▸ **WHAT NEEDS TO BE DONE**
Omit every picture, then return the listing verbatim.

*** INPUT MATERIAL Section Begins ***

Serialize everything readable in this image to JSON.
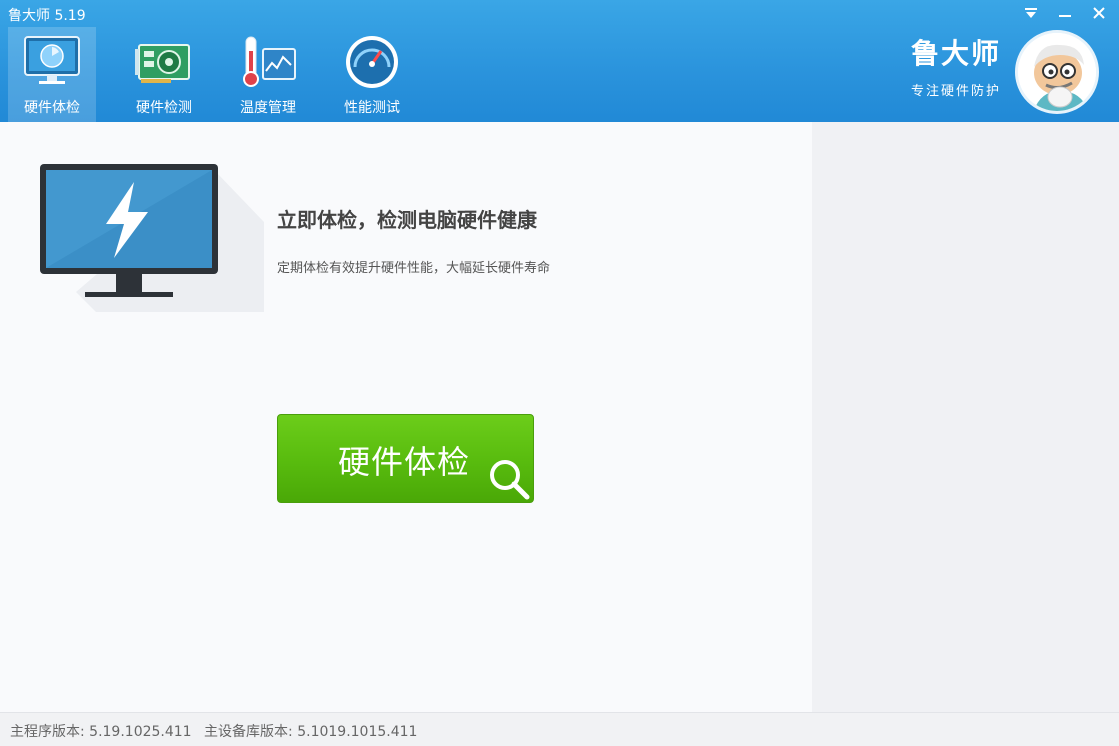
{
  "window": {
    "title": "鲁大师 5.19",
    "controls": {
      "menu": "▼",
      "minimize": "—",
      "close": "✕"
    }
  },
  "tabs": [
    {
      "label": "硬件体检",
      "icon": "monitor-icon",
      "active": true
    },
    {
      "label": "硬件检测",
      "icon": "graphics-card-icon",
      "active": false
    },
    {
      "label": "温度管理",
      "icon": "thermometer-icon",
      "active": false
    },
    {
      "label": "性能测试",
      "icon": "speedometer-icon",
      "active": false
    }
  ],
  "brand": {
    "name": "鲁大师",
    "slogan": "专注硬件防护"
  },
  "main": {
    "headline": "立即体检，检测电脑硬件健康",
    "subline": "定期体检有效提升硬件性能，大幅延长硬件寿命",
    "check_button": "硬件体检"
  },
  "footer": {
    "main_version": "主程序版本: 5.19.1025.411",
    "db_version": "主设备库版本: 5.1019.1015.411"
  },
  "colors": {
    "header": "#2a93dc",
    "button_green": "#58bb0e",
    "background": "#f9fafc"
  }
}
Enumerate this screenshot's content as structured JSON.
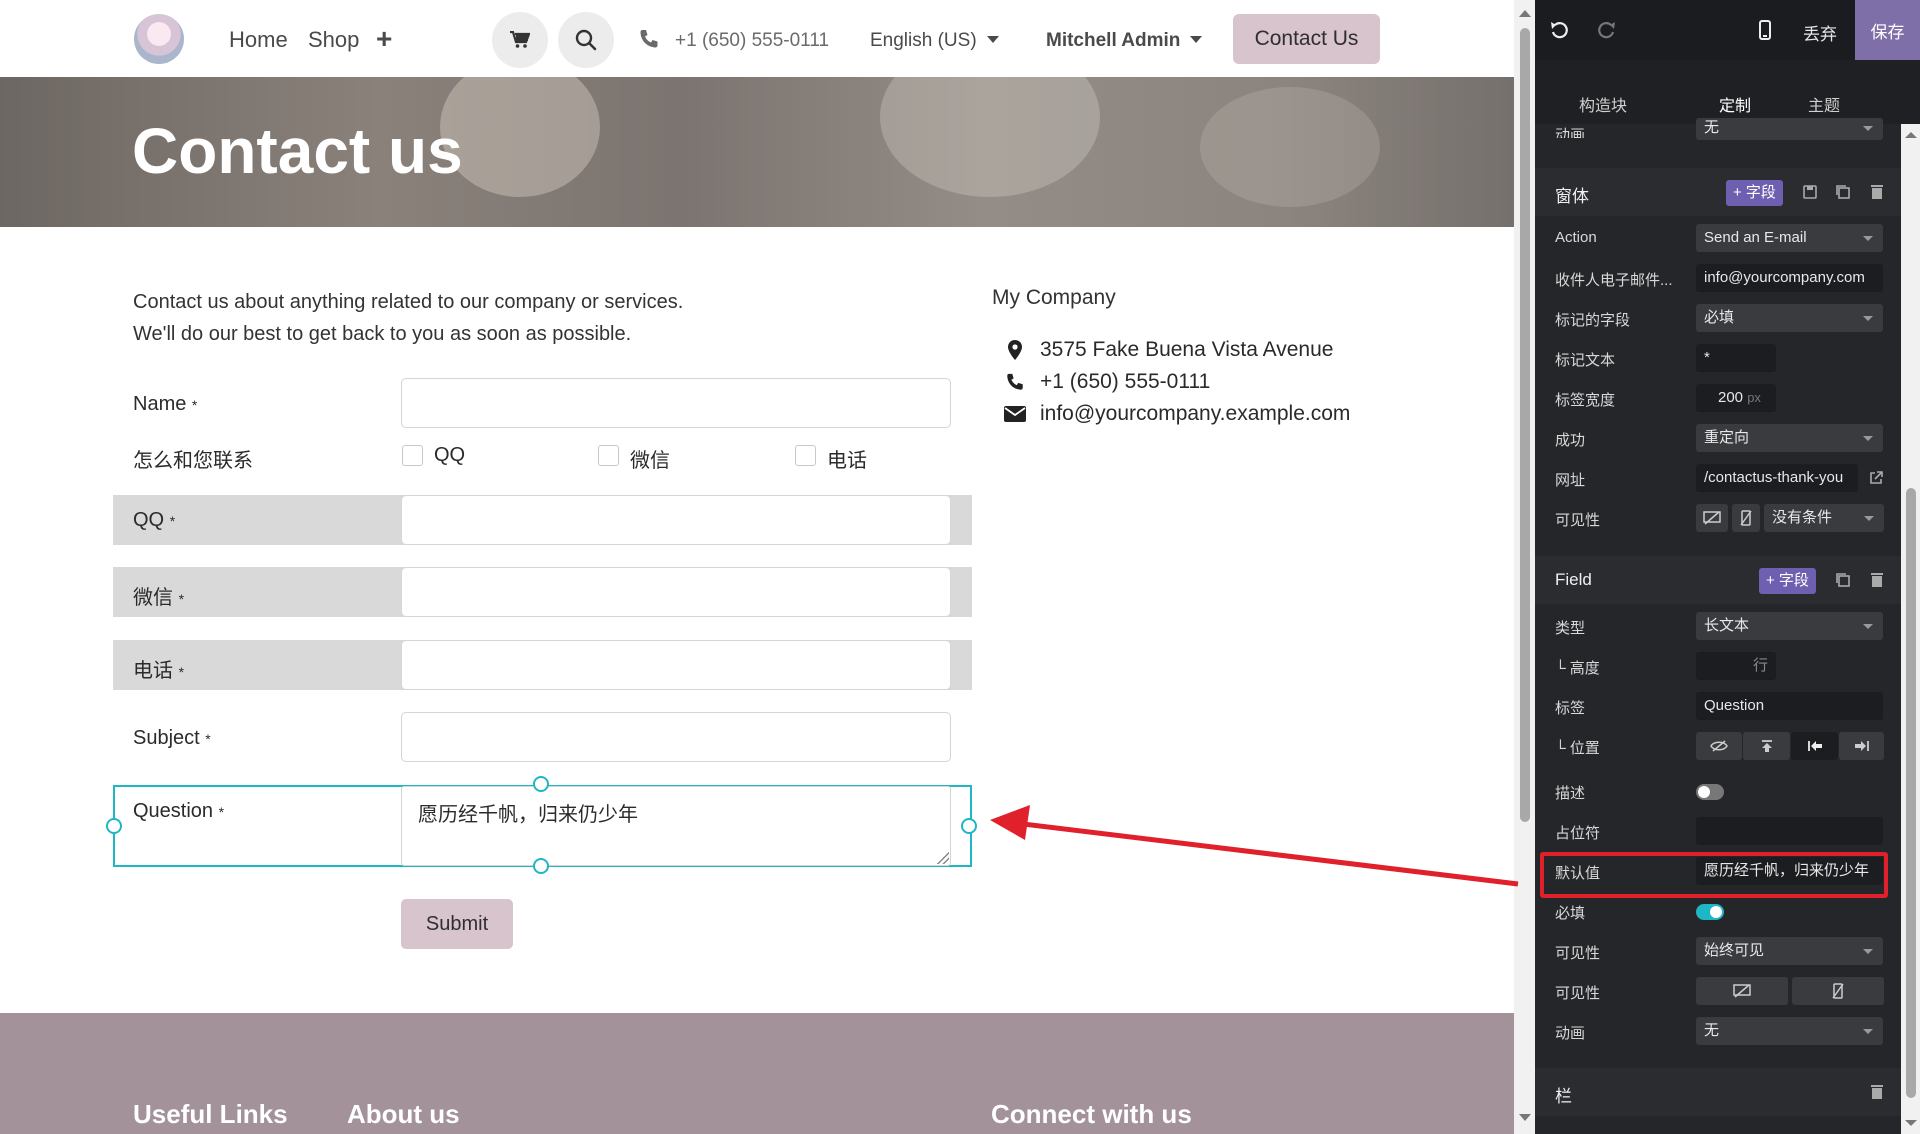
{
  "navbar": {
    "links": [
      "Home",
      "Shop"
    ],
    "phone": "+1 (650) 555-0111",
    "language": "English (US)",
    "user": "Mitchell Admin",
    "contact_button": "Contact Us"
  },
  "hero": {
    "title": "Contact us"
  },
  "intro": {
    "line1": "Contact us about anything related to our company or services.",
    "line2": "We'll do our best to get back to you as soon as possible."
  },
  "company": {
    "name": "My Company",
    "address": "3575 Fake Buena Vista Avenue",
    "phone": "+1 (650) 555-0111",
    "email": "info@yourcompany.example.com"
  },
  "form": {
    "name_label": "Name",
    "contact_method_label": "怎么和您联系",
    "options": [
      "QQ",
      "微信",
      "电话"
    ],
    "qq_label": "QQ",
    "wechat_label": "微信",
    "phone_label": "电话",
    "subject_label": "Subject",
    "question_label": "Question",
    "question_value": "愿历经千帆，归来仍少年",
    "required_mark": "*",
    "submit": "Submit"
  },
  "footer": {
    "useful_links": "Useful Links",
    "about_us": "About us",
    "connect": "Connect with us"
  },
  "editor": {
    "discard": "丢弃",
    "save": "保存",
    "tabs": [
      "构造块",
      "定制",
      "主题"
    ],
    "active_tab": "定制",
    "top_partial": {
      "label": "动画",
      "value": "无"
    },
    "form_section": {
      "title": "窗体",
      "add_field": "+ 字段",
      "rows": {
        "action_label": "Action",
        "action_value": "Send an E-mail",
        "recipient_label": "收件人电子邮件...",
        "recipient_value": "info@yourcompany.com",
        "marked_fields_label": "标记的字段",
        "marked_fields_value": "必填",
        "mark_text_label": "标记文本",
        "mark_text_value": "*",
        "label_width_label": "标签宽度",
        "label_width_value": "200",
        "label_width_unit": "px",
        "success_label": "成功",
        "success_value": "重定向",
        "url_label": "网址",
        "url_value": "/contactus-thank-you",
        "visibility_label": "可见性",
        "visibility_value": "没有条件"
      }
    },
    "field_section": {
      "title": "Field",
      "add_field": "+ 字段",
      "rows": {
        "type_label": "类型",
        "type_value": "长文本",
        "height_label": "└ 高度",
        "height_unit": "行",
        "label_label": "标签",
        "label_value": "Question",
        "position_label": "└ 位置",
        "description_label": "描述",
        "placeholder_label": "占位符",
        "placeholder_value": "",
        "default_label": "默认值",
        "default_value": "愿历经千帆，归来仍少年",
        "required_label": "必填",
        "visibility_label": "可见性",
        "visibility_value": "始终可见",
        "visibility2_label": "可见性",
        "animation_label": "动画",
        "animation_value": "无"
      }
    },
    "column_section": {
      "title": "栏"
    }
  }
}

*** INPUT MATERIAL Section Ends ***

▸ **RESPONSE TO THIS TASK**
Serialize everything readable in this image to JSON.
{
  "window": {
    "title": "鲁大师 5.19",
    "controls": {
      "menu": "▼",
      "minimize": "—",
      "close": "✕"
    }
  },
  "tabs": [
    {
      "label": "硬件体检",
      "icon": "monitor-icon",
      "active": true
    },
    {
      "label": "硬件检测",
      "icon": "graphics-card-icon",
      "active": false
    },
    {
      "label": "温度管理",
      "icon": "thermometer-icon",
      "active": false
    },
    {
      "label": "性能测试",
      "icon": "speedometer-icon",
      "active": false
    }
  ],
  "brand": {
    "name": "鲁大师",
    "slogan": "专注硬件防护"
  },
  "main": {
    "headline": "立即体检，检测电脑硬件健康",
    "subline": "定期体检有效提升硬件性能，大幅延长硬件寿命",
    "check_button": "硬件体检"
  },
  "footer": {
    "main_version": "主程序版本: 5.19.1025.411",
    "db_version": "主设备库版本: 5.1019.1015.411"
  },
  "colors": {
    "header": "#2a93dc",
    "button_green": "#58bb0e",
    "background": "#f9fafc"
  }
}
Enumerate this screenshot's content as structured JSON.
{
  "navbar": {
    "links": [
      "Home",
      "Shop"
    ],
    "phone": "+1 (650) 555-0111",
    "language": "English (US)",
    "user": "Mitchell Admin",
    "contact_button": "Contact Us"
  },
  "hero": {
    "title": "Contact us"
  },
  "intro": {
    "line1": "Contact us about anything related to our company or services.",
    "line2": "We'll do our best to get back to you as soon as possible."
  },
  "company": {
    "name": "My Company",
    "address": "3575 Fake Buena Vista Avenue",
    "phone": "+1 (650) 555-0111",
    "email": "info@yourcompany.example.com"
  },
  "form": {
    "name_label": "Name",
    "contact_method_label": "怎么和您联系",
    "options": [
      "QQ",
      "微信",
      "电话"
    ],
    "qq_label": "QQ",
    "wechat_label": "微信",
    "phone_label": "电话",
    "subject_label": "Subject",
    "question_label": "Question",
    "question_value": "愿历经千帆，归来仍少年",
    "required_mark": "*",
    "submit": "Submit"
  },
  "footer": {
    "useful_links": "Useful Links",
    "about_us": "About us",
    "connect": "Connect with us"
  },
  "editor": {
    "discard": "丢弃",
    "save": "保存",
    "tabs": [
      "构造块",
      "定制",
      "主题"
    ],
    "active_tab": "定制",
    "top_partial": {
      "label": "动画",
      "value": "无"
    },
    "form_section": {
      "title": "窗体",
      "add_field": "+ 字段",
      "rows": {
        "action_label": "Action",
        "action_value": "Send an E-mail",
        "recipient_label": "收件人电子邮件...",
        "recipient_value": "info@yourcompany.com",
        "marked_fields_label": "标记的字段",
        "marked_fields_value": "必填",
        "mark_text_label": "标记文本",
        "mark_text_value": "*",
        "label_width_label": "标签宽度",
        "label_width_value": "200",
        "label_width_unit": "px",
        "success_label": "成功",
        "success_value": "重定向",
        "url_label": "网址",
        "url_value": "/contactus-thank-you",
        "visibility_label": "可见性",
        "visibility_value": "没有条件"
      }
    },
    "field_section": {
      "title": "Field",
      "add_field": "+ 字段",
      "rows": {
        "type_label": "类型",
        "type_value": "长文本",
        "height_label": "└ 高度",
        "height_unit": "行",
        "label_label": "标签",
        "label_value": "Question",
        "position_label": "└ 位置",
        "description_label": "描述",
        "placeholder_label": "占位符",
        "placeholder_value": "",
        "default_label": "默认值",
        "default_value": "愿历经千帆，归来仍少年",
        "required_label": "必填",
        "visibility_label": "可见性",
        "visibility_value": "始终可见",
        "visibility2_label": "可见性",
        "animation_label": "动画",
        "animation_value": "无"
      }
    },
    "column_section": {
      "title": "栏"
    }
  }
}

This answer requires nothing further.